The overall theme of the album is absence. In fact, Roger Waters said that the title could have just as easily been "Wish We Were Here," when enthusiasm for the project waned in the beginning, as members of the group were filled with self-doubt about trying to follow up a wildly successful album — about being a rock band at all. Design team Hipgnosis took the theme and visualized it as four photos for the album jacket and sleeve, also playing on the four basic elements: earth, fire, air and water. To further the concept, the LP was sold wrapped in an opaque plastic, in some way making the album itself absent, if only from the eyes of the buying public. The now-familiar logo of the mechanical shaking hands was stuck to the outside, a symbol of a gesture that should be filled with warmth and meaning, but more often is reduced to a cold, empty ritual. The logo also evokes a song on the album: "Welcome to the Machine."

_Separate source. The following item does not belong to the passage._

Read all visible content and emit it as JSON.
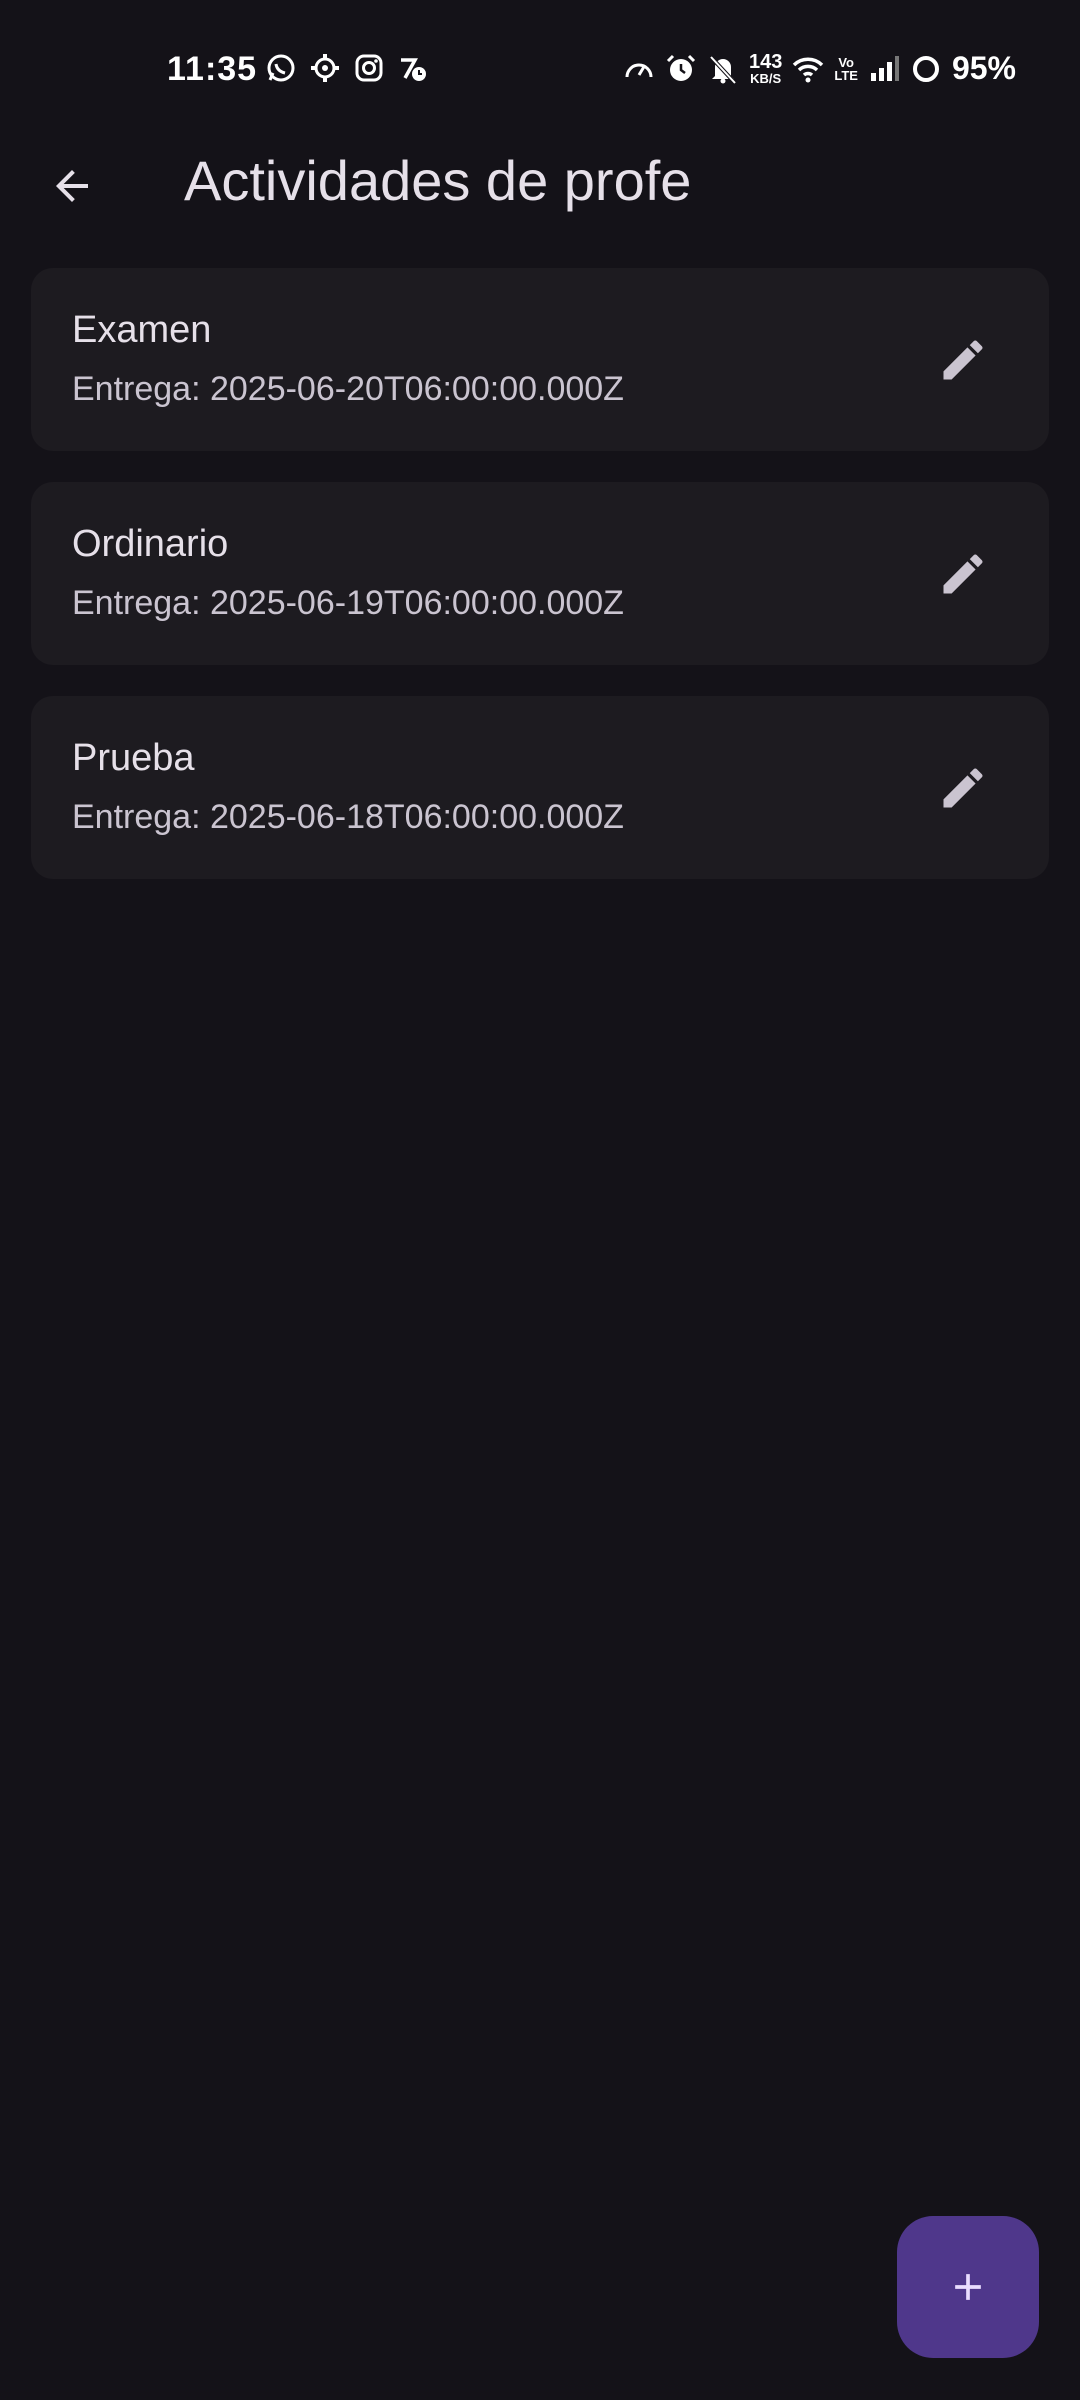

Wish You Were Here has been remastered and re-released on several formats. In the UK and US the album was re-issued in quadraphonic using the SQ format in 1976,[nb 5] and in 1980 a special Hi-Fi Today audiophile print was released in the UK.[nb 6] In the US it was released on CD in 1983, and in the UK 1985,[nb 7] and again as a remastered CD with new artwork in 1994.[nb 8] In the US, Columbia's CBS Mastersound label released a half-speed mastered audiophile LP in 1981,[nb 9] and in 1994 Sony Mastersound released a 24-carat gold-plated CD, remastered using Super Bit Mapping, with the original artwork from the LP in both longbox and jewel case forms, the latter with a cardboard slipcover.[nb 10] The album was included as part of the box set Shine On, and five years later Columbia Records released an updated remastered CD, 17 seconds longer than the EMI remasters from 1994, giving a running time of 44:28. Its label was a recreation of the original machine handshake logo, with a black and blue background.[nb 11] The album was subsequently re-released in 2000 for its 25th anniversary, on the Capitol Records label in the US.[nb 12] The album was re-released and remixed in 2011 in multiple editions as part of the Why Pink Floyd...? re-release campaign. The Immersion Box Set includes the new stereo digital remaster (2011) by James Guthrie on CD, a previously unreleased 5.1 Surround Mix (2009) by James Guthrie on DVD and Blu-ray, a Quad Mix (previously released only on vinyl LP and 8-track tape) on DVD, as well as the original stereo mix (1975) on DVD and Blu-ray.[nb 13] This campaign also featured the 2011 stereo remaster on 180g heavyweight vinyl [nb 14] as well as the 2011 stereo remaster and the 5.1 surround sound mix (2009) as a Hybrid SACD.